10 Jan, 2013
STEM education is a promising inflection point for the Hispanic experience
Innovation starts with a question, which leads to new innovations and invigorate thinking. Creative thought is the lifeblood of innovation. Science, technology, engineering and math (STEM) education promises to increase student engagement and unlock creative thinking prompting innovation. This is an inflection point for the Hispanic experience.
When I worked for IBM, many of us had a famous “THINK” sign displayed in our labs and offices. It was a motto coined when Thomas Watson Sr. interrupted an uninspiring sales meeting by saying, “The trouble with every one of us is that we don’t think enough. We don’t get paid for working with our feet—we get paid for working with our heads.” He then wrote THINK on an easel. The rest is history.
So what are the trademarks of the unique ability to think creatively and be innovative? Does an inspirational formula, drawn from the experiences and lessons of cultural perspectives, exist? Let me share three real-life examples, not exactly all household names; yet, among many of the top STEM thinkers. Each was vexed with starting questions; each utilized his imagination and inherent cultural intelligence for discovering new ideas.
In the 1980s, a theory was developed that a giant asteroid struck Earth killing off the dinosaurs some 65 million years ago. The theory’s chief originator was Luis Alvarez, a Noble Prize winning physicist. His colleagues characterized him as the “prize wild idea man” because of the broad range of his activities. His research covered the gamut of high-energy physics including atomic nuclei, light, electrons and radar.
Alvarez actually came upon the asteroid idea when he put his physics expertise to work during an archeological expedition in 1965. A U.S.-Egyptian team was trying to find hidden chambers in the Giza pyramid in Egypt by using subatomic particles to calculate the pyramid’s density. They never found these sequestered chambers.

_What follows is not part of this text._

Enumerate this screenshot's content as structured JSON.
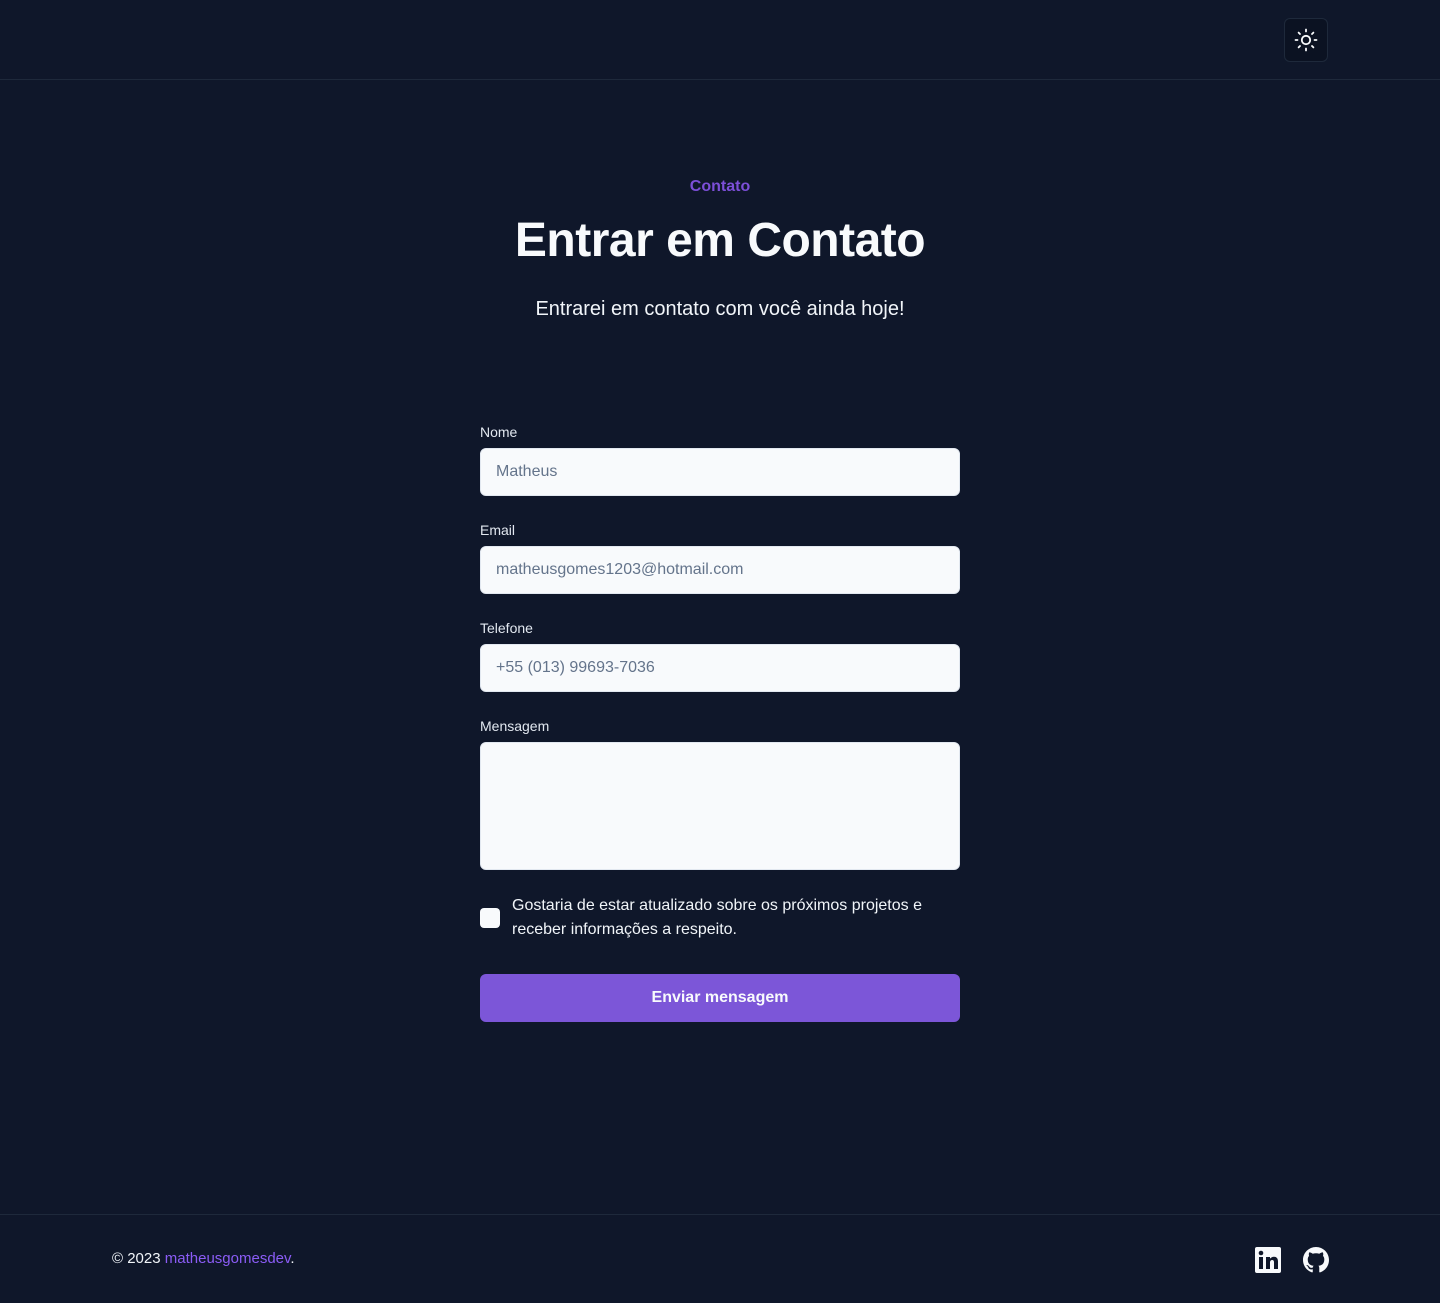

How did Alvarez become an innovator? Obviously, he was very gifted in being able to bring his expertise in neutron-activation bombardment to develop results that supported this signature extinction theory. From the references I consulted, he credits his father in teaching him how to think as opposed to knowing what to think.